Like many complications in science, the problems inherent in assigning a temperature to a thermochronologic age are increasingly being turned into tools savvy thermochronologists can actually use to their advantage. As I’ve said before, calculating a geochronologic or thermochronologic age is simple and straightforward. Assigning geologic meaning to that age takes time. It turns out that this problem is especially important to the understanding of the “low temperature” thermochronometers. Since these have seen a huge boom in use and importance in the past decade, it is no wonder that the problem of what closure means is
receiving more and more attention.

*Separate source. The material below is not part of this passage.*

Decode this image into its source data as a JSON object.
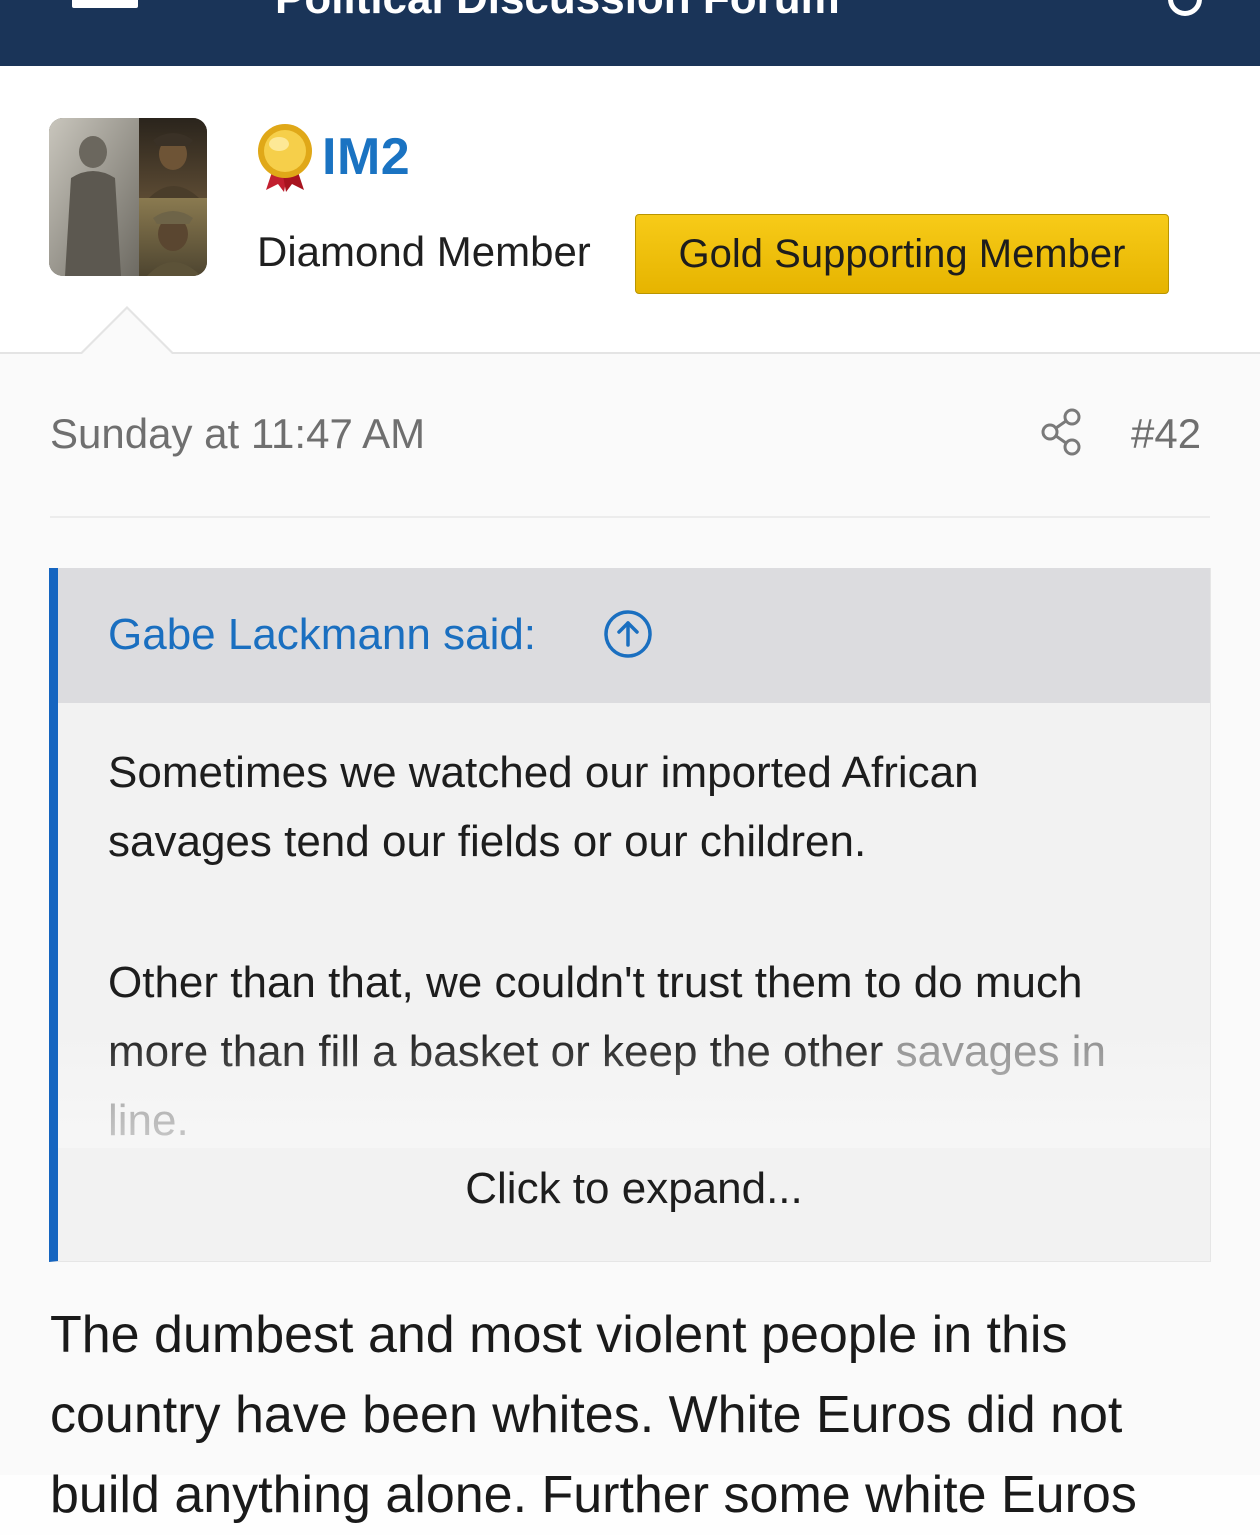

I hesitated at including this as the final figure, but decided to include it with a few disclaimers. First, these are all approximate range of closure temperatures for common thermochronologic systems assuming cooling rates of ~10-100 °C/My, and, I do not mean to imply that U-Pb zircon has a classic closure temperature, only that Pb is retained in zircon at exceptionally high temepratures, and typically is more reflective of the time of crystallization than of cooling through a specific temperature. Also, deciding what thermal importance to assign to your particular thermochronologic age requires a great deal of thinking, that is, these temperatures are relevant for the kinds of systems and tectonic settings I typically study, not necessarily those you happen to study. For example, if you work in hydrothermally altered areas, all bets are off. That being said.
Dodson, M.H., 1973, Closure Temperature in Cooling Geochronological and Petrological Systems, Contributions to Mineralogy and Petrology, v. 40, pp. 259-274.
And, although it is focused on the 40Ar/39Ar world, Ian McDougall and T. Mark Harrison’s excellent book Geochronology and Thermochronology by the 40Ar/39Ar Method (Oxford University Press, 1999) gives an excellent discussion of closure temperatures, their meaning, and their derivation.